* Granulated sugar is okay if you whiz it in a blender for about 15 seconds to grind it down. Makes it easier to dissolve.
Sticky Topping Ingredients:
4 ounces (125g) golden caster sugar *
You will need an 8-inch round or square cake pan, greased with a little butter.
a) Beat the eggs in a bowl and place to one side.
b) Grate the lemon rind finely and place to one side.
c) Juice the lemon and place the juice to one side.
Step 2 – In a bowl, beat the sugar and butter together until soft and fluffy.
Step 3 – Slowly beat the eggs into the butter and sugar mix. I usually add a little of the flour whilst doing this to stop the mixture from curdling.
Step 4 – Beat in the lemon rind, then slowly fold in the rest of the flour, adding the lemon juice as you do so until the consistency of the cake mix drops from a spoon.
Step 6 – Pour the mix into the greased cake pan and scatter the last 1/4 of blueberries on the top.
Step 7 – Bake at 350°F for 1 hour, (it should be firm to the touch).
Step 8 – Just before the cake has finished baking, prepare the sticky topping by mixing together the sugar and lemon juice in a bowl. Ensure the sugar has dissolved.
Step 10 – Leave the cake to cool. When cold, remove it from the cake pan and cut into slices ready to serve.
When I think of summer desserts, shortcake is one of the first things on the list. I love every fruit I have encountered (except grapefruit), but berries hold a special place in my heart. Many memories have been made while picking berries at the local U-pick farm near where I grew up, and shortcakes were a common occurrence after a really great haul of strawberries.
The shortcake I am sharing today can be made with any variety of your favorite berries, but I enjoyed the festive colors provided by the raspberries and blueberries for the upcoming holiday — Independence Day!
This recipe starts off with a sweet biscuit, but the biscuit dough is invaded by raspberries. It’s then topped off with coarse sugar prior to baking, which adds a bit of extra crunch and sweetness. Once cooled, you liberally load in the whipped cream and extra raspberries and blueberries, making this a very berry infused dessert.
RED, WHITE & BERRY SHORTCAKES
Makes: 8 servings
2-1/2 cups all-purpose flour
1/2 cup sugar

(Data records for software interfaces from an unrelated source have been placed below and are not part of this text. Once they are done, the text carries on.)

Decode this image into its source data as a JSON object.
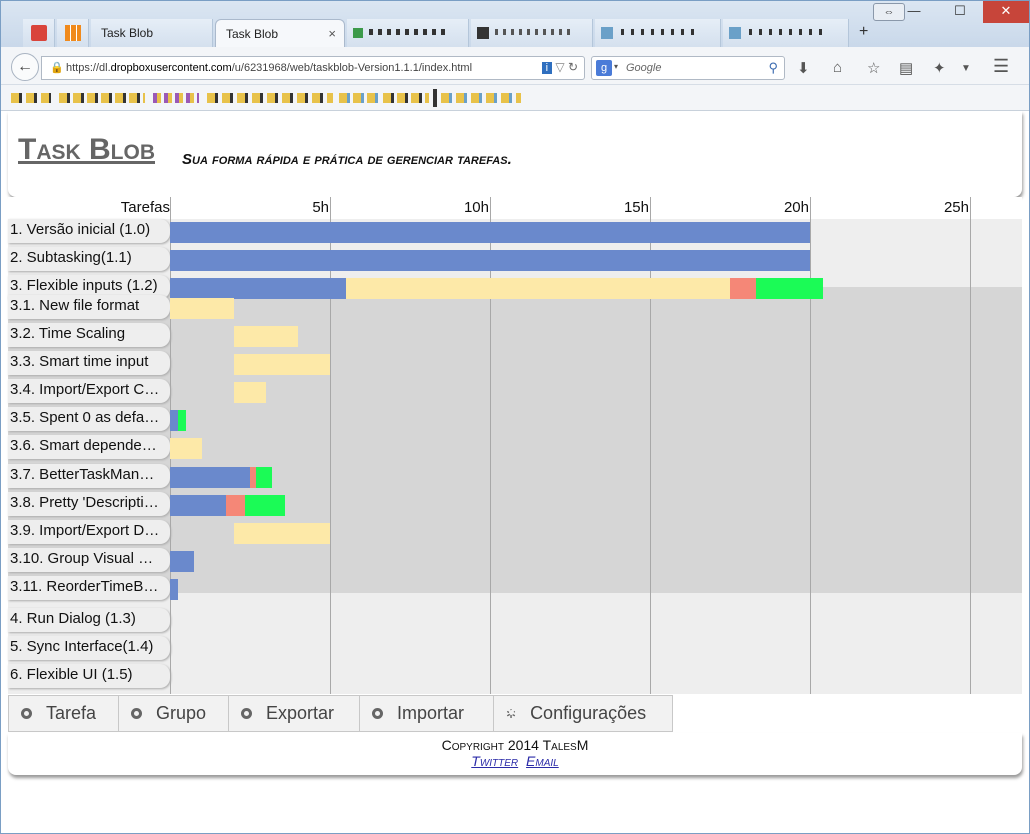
{
  "browser": {
    "tabs": [
      {
        "label": "",
        "icon": "gmail-icon"
      },
      {
        "label": "",
        "icon": "orange-grid-icon"
      },
      {
        "label": "Task Blob",
        "active": false
      },
      {
        "label": "Task Blob",
        "active": true,
        "close": "×"
      },
      {
        "label": "",
        "icon": "pixel-tab-icon"
      },
      {
        "label": "",
        "icon": "pixel-tab-icon"
      },
      {
        "label": "",
        "icon": "pixel-tab-icon"
      },
      {
        "label": "",
        "icon": "pixel-tab-icon"
      }
    ],
    "new_tab": "+",
    "window_controls": {
      "minimize": "—",
      "maximize": "☐",
      "close": "✕",
      "restore": "⇔"
    },
    "url_prefix": "https://dl.",
    "url_domain": "dropboxusercontent.com",
    "url_path": "/u/6231968/web/taskblob-Version1.1.1/index.html",
    "search_placeholder": "Google",
    "icons": [
      "back-arrow-icon",
      "lock-icon",
      "info-icon",
      "reload-icon",
      "download-icon",
      "home-icon",
      "bookmark-star-icon",
      "reader-icon",
      "addon-icon",
      "menu-icon"
    ]
  },
  "app": {
    "title": "Task Blob",
    "subtitle": "Sua forma rápida e prática de gerenciar tarefas."
  },
  "gantt": {
    "header_label": "Tarefas",
    "hour_labels": [
      "5h",
      "10h",
      "15h",
      "20h",
      "25h"
    ],
    "rows": [
      {
        "label": "1. Versão inicial (1.0)",
        "group": 1
      },
      {
        "label": "2. Subtasking(1.1)",
        "group": 1
      },
      {
        "label": "3. Flexible inputs (1.2)",
        "group": 1
      },
      {
        "label": "3.1. New file format",
        "group": 3
      },
      {
        "label": "3.2. Time Scaling",
        "group": 3
      },
      {
        "label": "3.3. Smart time input",
        "group": 3
      },
      {
        "label": "3.4. Import/Export C…",
        "group": 3
      },
      {
        "label": "3.5. Spent 0 as defa…",
        "group": 3
      },
      {
        "label": "3.6. Smart depende…",
        "group": 3
      },
      {
        "label": "3.7. BetterTaskMan…",
        "group": 3
      },
      {
        "label": "3.8. Pretty 'Descripti…",
        "group": 3
      },
      {
        "label": "3.9. Import/Export D…",
        "group": 3
      },
      {
        "label": "3.10. Group Visual …",
        "group": 3
      },
      {
        "label": "3.11. ReorderTimeB…",
        "group": 3
      },
      {
        "label": "4. Run Dialog (1.3)",
        "group": 1
      },
      {
        "label": "5. Sync Interface(1.4)",
        "group": 1
      },
      {
        "label": "6. Flexible UI (1.5)",
        "group": 1
      }
    ],
    "bars": [
      {
        "row": 0,
        "segments": [
          {
            "start": 0,
            "end": 20,
            "kind": "blue"
          }
        ]
      },
      {
        "row": 1,
        "segments": [
          {
            "start": 0,
            "end": 20,
            "kind": "blue"
          }
        ]
      },
      {
        "row": 2,
        "segments": [
          {
            "start": 0,
            "end": 5.5,
            "kind": "blue"
          },
          {
            "start": 5.5,
            "end": 17.5,
            "kind": "yellow"
          },
          {
            "start": 17.5,
            "end": 18.3,
            "kind": "red"
          },
          {
            "start": 18.3,
            "end": 20.4,
            "kind": "green"
          }
        ]
      },
      {
        "row": 3,
        "segments": [
          {
            "start": 0,
            "end": 2,
            "kind": "yellow"
          }
        ]
      },
      {
        "row": 4,
        "segments": [
          {
            "start": 2,
            "end": 4,
            "kind": "yellow"
          }
        ]
      },
      {
        "row": 5,
        "segments": [
          {
            "start": 2,
            "end": 5,
            "kind": "yellow"
          }
        ]
      },
      {
        "row": 6,
        "segments": [
          {
            "start": 2,
            "end": 3,
            "kind": "yellow"
          }
        ]
      },
      {
        "row": 7,
        "segments": [
          {
            "start": 0,
            "end": 0.25,
            "kind": "blue"
          },
          {
            "start": 0.25,
            "end": 0.5,
            "kind": "green"
          }
        ]
      },
      {
        "row": 8,
        "segments": [
          {
            "start": 0,
            "end": 1,
            "kind": "yellow"
          }
        ]
      },
      {
        "row": 9,
        "segments": [
          {
            "start": 0,
            "end": 2.5,
            "kind": "blue"
          },
          {
            "start": 2.5,
            "end": 2.7,
            "kind": "red"
          },
          {
            "start": 2.7,
            "end": 3.2,
            "kind": "green"
          }
        ]
      },
      {
        "row": 10,
        "segments": [
          {
            "start": 0,
            "end": 1.75,
            "kind": "blue"
          },
          {
            "start": 1.75,
            "end": 2.35,
            "kind": "red"
          },
          {
            "start": 2.35,
            "end": 3.6,
            "kind": "green"
          }
        ]
      },
      {
        "row": 11,
        "segments": [
          {
            "start": 2,
            "end": 5,
            "kind": "yellow"
          }
        ]
      },
      {
        "row": 12,
        "segments": [
          {
            "start": 0,
            "end": 0.75,
            "kind": "blue"
          }
        ]
      },
      {
        "row": 13,
        "segments": [
          {
            "start": 0,
            "end": 0.25,
            "kind": "blue"
          }
        ]
      }
    ],
    "colors": {
      "blue": "#6a89cc",
      "yellow": "#fde9a8",
      "red": "#f58777",
      "green": "#1bfb56"
    }
  },
  "toolbar": {
    "buttons": [
      {
        "label": "Tarefa",
        "icon": "add-circle-icon"
      },
      {
        "label": "Grupo",
        "icon": "add-circle-icon"
      },
      {
        "label": "Exportar",
        "icon": "download-circle-icon"
      },
      {
        "label": "Importar",
        "icon": "upload-circle-icon"
      },
      {
        "label": "Configurações",
        "icon": "gear-icon"
      }
    ]
  },
  "footer": {
    "copyright": "Copyright 2014 TalesM",
    "twitter": "Twitter",
    "email": "Email"
  }
}
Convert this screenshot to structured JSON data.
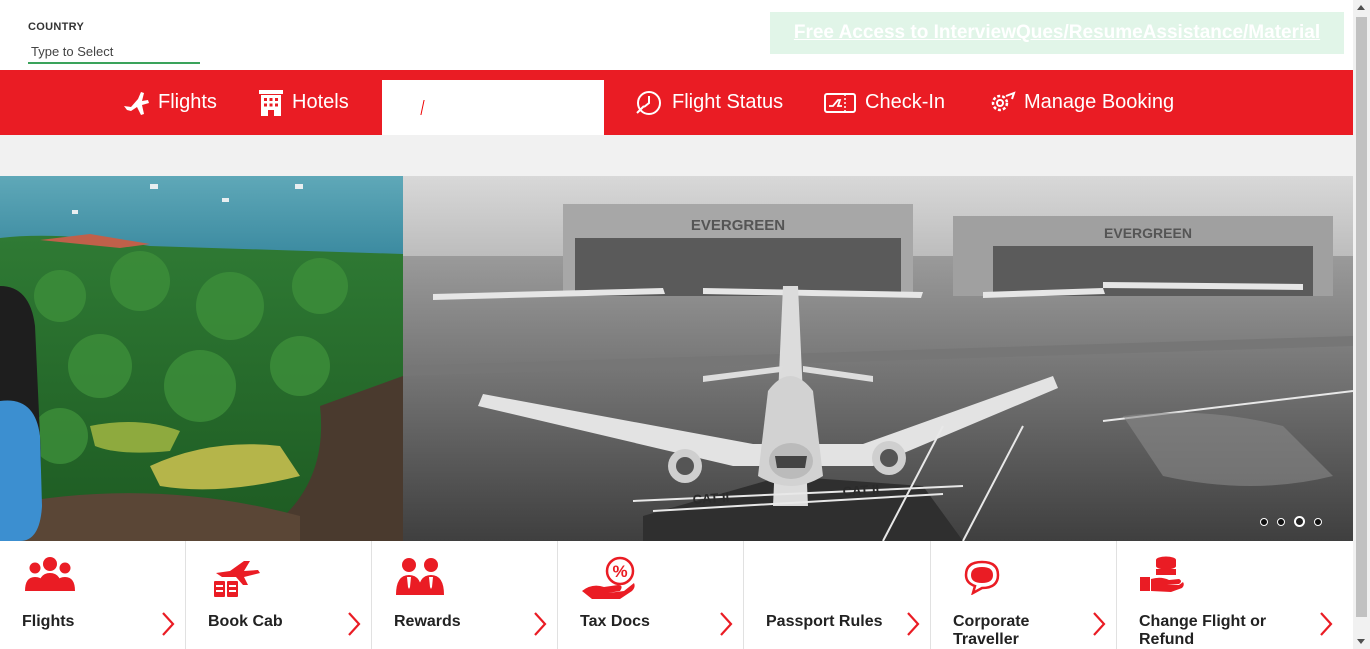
{
  "header": {
    "country_label": "COUNTRY",
    "country_placeholder": "Type to Select",
    "promo_text": "Free Access to InterviewQues/ResumeAssistance/Material"
  },
  "nav": {
    "flights": "Flights",
    "hotels": "Hotels",
    "flight_status": "Flight Status",
    "check_in": "Check-In",
    "manage_booking": "Manage Booking"
  },
  "hero": {
    "hangar_sign_1": "EVERGREEN",
    "hangar_sign_2": "EVERGREEN",
    "runway_mark": "CAT II",
    "slide_count": 4,
    "active_slide": 3
  },
  "tiles": [
    {
      "label": "Flights",
      "icon": "group-icon"
    },
    {
      "label": "Book Cab",
      "icon": "cab-icon"
    },
    {
      "label": "Rewards",
      "icon": "rewards-icon"
    },
    {
      "label": "Tax Docs",
      "icon": "tax-docs-icon"
    },
    {
      "label": "Passport Rules",
      "icon": ""
    },
    {
      "label": "Corporate Traveller",
      "icon": "chat-icon"
    },
    {
      "label": "Change Flight or Refund",
      "icon": "refund-icon"
    }
  ],
  "colors": {
    "brand_red": "#ea1c24",
    "promo_bg": "#e1f5e8",
    "input_underline": "#3aa35b"
  }
}
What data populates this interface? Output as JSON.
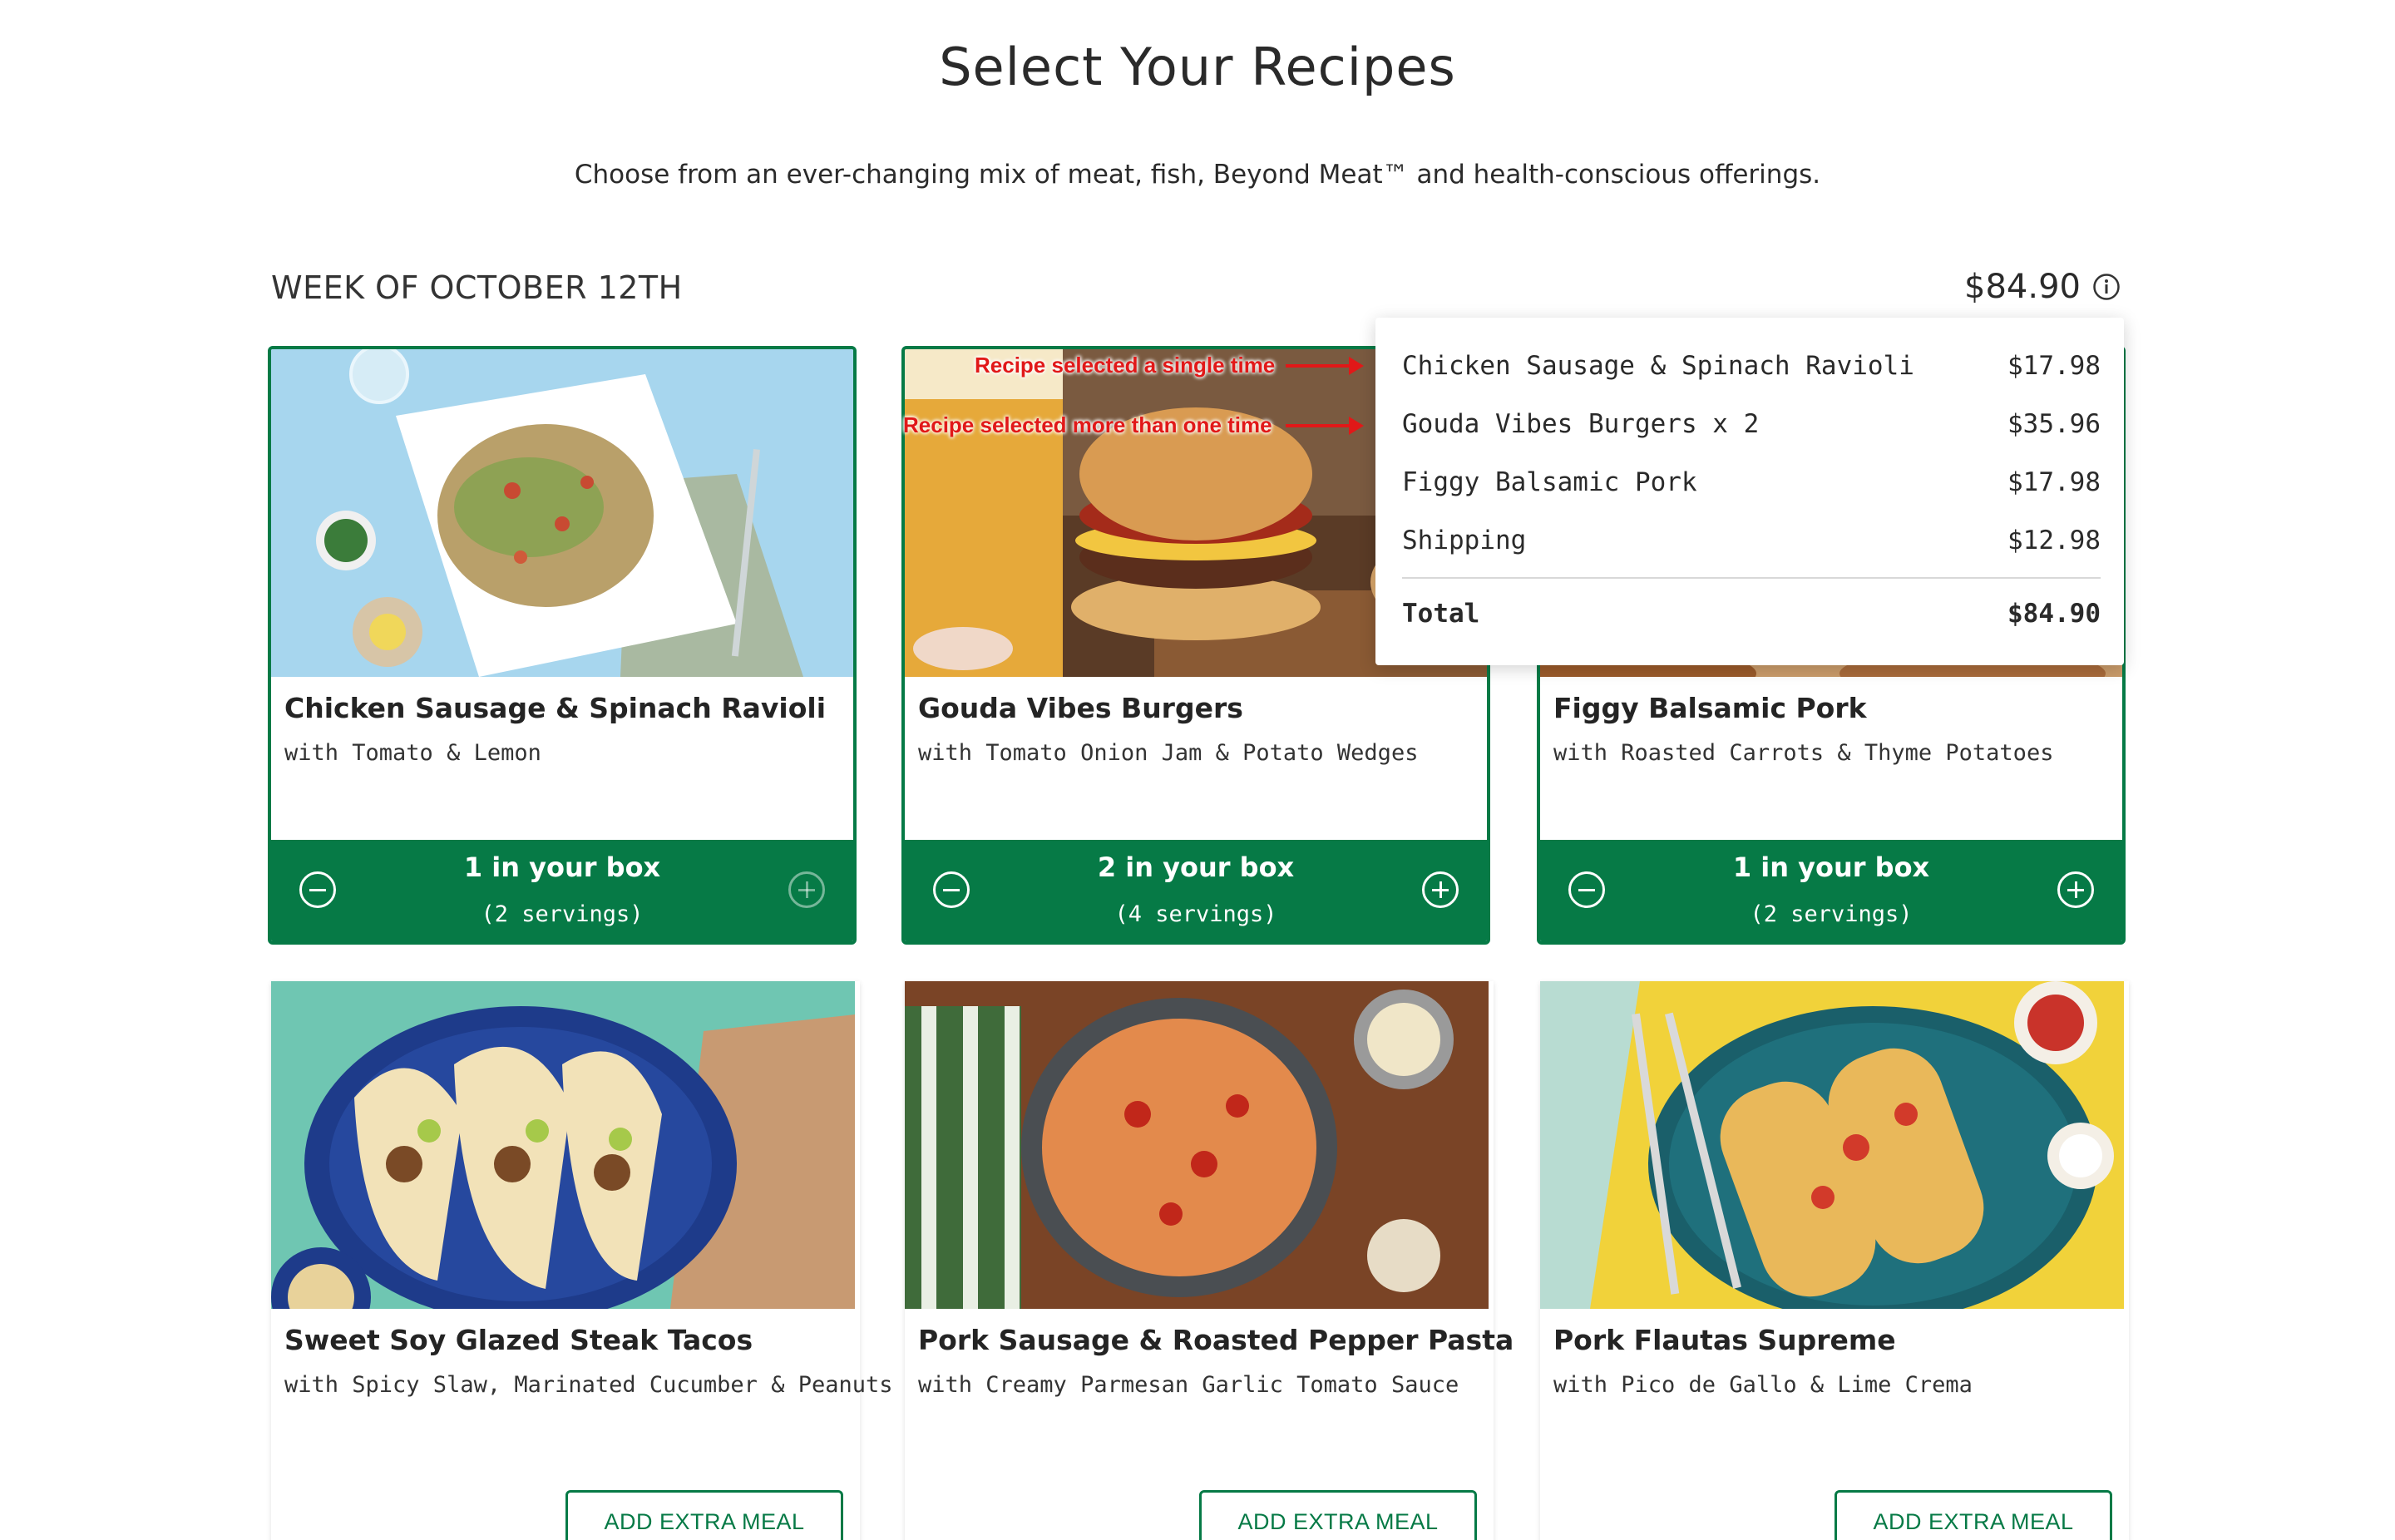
{
  "page": {
    "title": "Select Your Recipes",
    "subtitle": "Choose from an ever-changing mix of meat, fish, Beyond Meat™ and health-conscious offerings."
  },
  "week": {
    "label": "WEEK OF OCTOBER 12TH",
    "total_price": "$84.90"
  },
  "colors": {
    "brand_green": "#067a46",
    "annotation_red": "#e11818"
  },
  "annotations": {
    "single": "Recipe selected a single time",
    "multiple": "Recipe selected more than one time"
  },
  "summary": {
    "items": [
      {
        "name": "Chicken Sausage & Spinach Ravioli",
        "price": "$17.98"
      },
      {
        "name": "Gouda Vibes Burgers x 2",
        "price": "$35.96"
      },
      {
        "name": "Figgy Balsamic Pork",
        "price": "$17.98"
      },
      {
        "name": "Shipping",
        "price": "$12.98"
      }
    ],
    "total_label": "Total",
    "total_value": "$84.90"
  },
  "recipes": [
    {
      "name": "Chicken Sausage & Spinach Ravioli",
      "desc": "with Tomato & Lemon",
      "qty": "1 in your box",
      "servings": "(2 servings)"
    },
    {
      "name": "Gouda Vibes Burgers",
      "desc": "with Tomato Onion Jam & Potato Wedges",
      "qty": "2 in your box",
      "servings": "(4 servings)"
    },
    {
      "name": "Figgy Balsamic Pork",
      "desc": "with Roasted Carrots & Thyme Potatoes",
      "qty": "1 in your box",
      "servings": "(2 servings)"
    },
    {
      "name": "Sweet Soy Glazed Steak Tacos",
      "desc": "with Spicy Slaw, Marinated Cucumber & Peanuts",
      "action": "ADD EXTRA MEAL"
    },
    {
      "name": "Pork Sausage & Roasted Pepper Pasta",
      "desc": "with Creamy Parmesan Garlic Tomato Sauce",
      "action": "ADD EXTRA MEAL"
    },
    {
      "name": "Pork Flautas Supreme",
      "desc": "with Pico de Gallo & Lime Crema",
      "action": "ADD EXTRA MEAL"
    }
  ]
}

1 tablespoon baking powder
1/2 teaspoon salt
1/2 cup cold unsalted butter, cut into small pieces
3/4 cup cold heavy cream
1/4 cup buttermilk
1 cup raspberries, plus more for serving
Course sanding sugar (optional)
Whipped cream and blueberries, for serving
- In a food processor*, combine flour, sugar, baking powder, and butter. Process until it resembles a coarse meal and there remains a few pea-sized pieces of butter.
- Transfer the flour mixture to a large bowl and stir in the cream and buttermilk without over-mixing. Gently fold in the raspberries.
- Divide the dough into 8 rounds and place on a parchment-lined baking sheet, 1-1/2 inches apart. Sprinkle with coarse sugar if desired, and freeze for 15 minutes.
- Preheat the oven to 400°F. Bake until golden brown and set, about 20 minutes. Allow to cool completely on the sheet placed on a wire cooling rack.
- To serve, halve and fill with whipped cream and berries.
*If you do not own a food processor, or simply do not wish to use one, you may also cut the butter into the flour mixture by using a pastry cutter or a knife.
Source: Everyday Food July/August 2012